A while ago, I saw this tutorial for a DIY sensory board, and I wanted one for my toddler. But we don’t have the space, and I don’t have the resources, so I challenged myself. I decided to create something that will engage my toddler in a similar way, but uses things I already have AND takes up very little space. The result is a travel-friendly quiet box that is a cross between a sensory board and a quiet book (which I’ve already done for him).
M really loves it and can’t get enough of playing with it. While it’s not quite as durable as a sensory board would be, it is perfect for those of us without that kind of space, and without tools or other resources needed for an actual board. It’s similar to a quiet book in nature, but offers a little diversity from that. It is also a lot easier to make than a quiet book.
Some of the features were a “given” to do as I knew he’d love it. Some of the features are slightly ahead of his skill levels (which is a good thing – it challenges him!)
There are learning activities built in too. For now, he loves sticking the felt shapes on and watching how they attract. We talk about the shapes and colors, though at 21 months, he doesn’t quite get it. He loves the zipper (it’s perfect for his age) and keeps going back to that! On the reverse, he loves the counting beads. He does pull hard on them, but so far they are lasting out great!
The pull strings are also a favorite of his. The go through the box to both sides, and he imitates the “whoosh” sound that they make when he pulls it.
Other activities I put on include sea creatures that tuck into slots, lots of magnetic play (he loves that!) and even a little storage compartment that he loves to open and close. I tried to introduce some textures too. I wrote up a full list of all the activities that I did and how I created them here so that you can follow along. Meanwhile, this post is focused on creating the box itself and finding the right activities for YOUR child.
Here is a little video to start with of M playing with it. You can see that he keeps going back to the counting beads and the wipes lid. He loves those, as I knew he would.
How to create a sensory board that is tailored to your child:
The key here, is to take things from around the house that your toddler already loves playing with, and placing them on a single surface (or two surfaces in this case). So, if I was creating a board, I’d focus on hardware, with locks and latches. Since I’m doing a lightweight version, I focused more on smaller recycled “opening-closing” things, playing with magnets, and pulling/sliding things. As an example: M always hijacks the baby wipes container when I try changing him. So, I put the hard plastic part of a baby wipes refill for him to play with. He also plays with my zipper when I wear one, and he is obsessed with the clasp on his overalls. All these things were placed on the sensory board for him to play with.

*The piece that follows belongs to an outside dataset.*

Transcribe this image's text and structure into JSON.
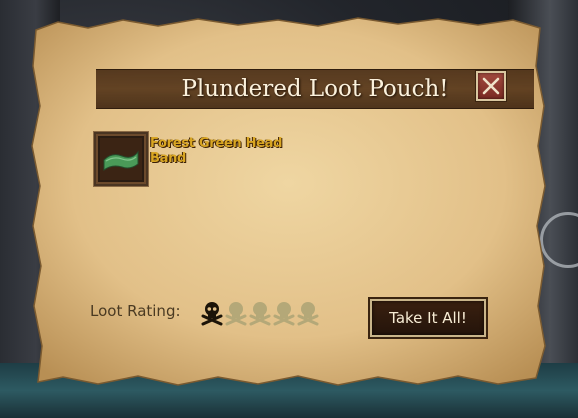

For the learning angle, I based it on things that he already does and took it up a notch. For example, he is starting to mimic numbers (out of order) so I put counting beads. He does not yet recognize shapes, but is starting to know colors, so I mixed those two together. He knows a few body parts, so I put in a magnetic stick figure puzzle. In that way, I was able to make it on his level, but create a learning experience too. Once again, you can find the full tutorial for all the parts of the sensory board here in case you want to use some of the components that I did. (This post is long enough without the details…)
How to make the box base of your sensory board:
(affiliate links are included for your convenience)
- Cereal box or other similar, flat box
- Fabric (I used a cotton jersey knit and a printed flannel)
- Mod podge and foam brush
- E6000 glue
- Good scissors – I recommend having fabric and detail scissors handy
- Things to put on your board, according to your child. I put my full list here.
- Pens/sharpies for marking
The step-by-step tutorial:
1. Measure a piece of flannel to fit one side of your box. Cut it out.
2. Measure and mark your second fabric according to the diagram below. Start with the front/back of your box. On each side of that, measure another box side/top/bottom and leave about 1/4 inch for overlap. Cut it out.
3. Cut a slit in the corner squares as pictured:
4. Start wrapping your box! Begin with the front/back of the box. Apply Mod Podge in a thin but generous layer over the surface, smoothing it out with the foam brush. Spread out your fabric, and center the glued side in the middle rectangle that you drew in step 2.
Next, apply to the two sides, and smooth the fabric over them. You’ll want to bend the corner triangles over as pictured.
5. Fold up the bottom of your box, and trim off the triangular flap to make a neat edge, as pictured. Do this only on the bottom – leave the top open!
6. Fold the overlap onto the back of the box and glue as pictured. I used E6000 on the edges to make it stronger. Trim any overlap that gets bulky.
7. Glue your flannel bit over the back , covering all the mess. Again, I used Mod Podge for the surface, and E6000 to reinforce the edges. The top of your box is still unfinished, so you’ll want to leave the flannel over there unglued.
8. Glue on all your parts and activities! I used E6000 for the most part because it sticks almost anything, and is really durable. You’ll want access to the inside of the box for anything that gets poked through, which is why you left the top open.
9. When you’re done, finish off the top. Begin the same way you did in step 5. Lift the flannel edge and glue the overlap to the back of the box. Finally, finish the flannel edge.
Your sensory board / box is complete! Enjoy the quiet time, along with the playful moments of early childhood…
What will you put on your sensory board? Comment below with your ideas!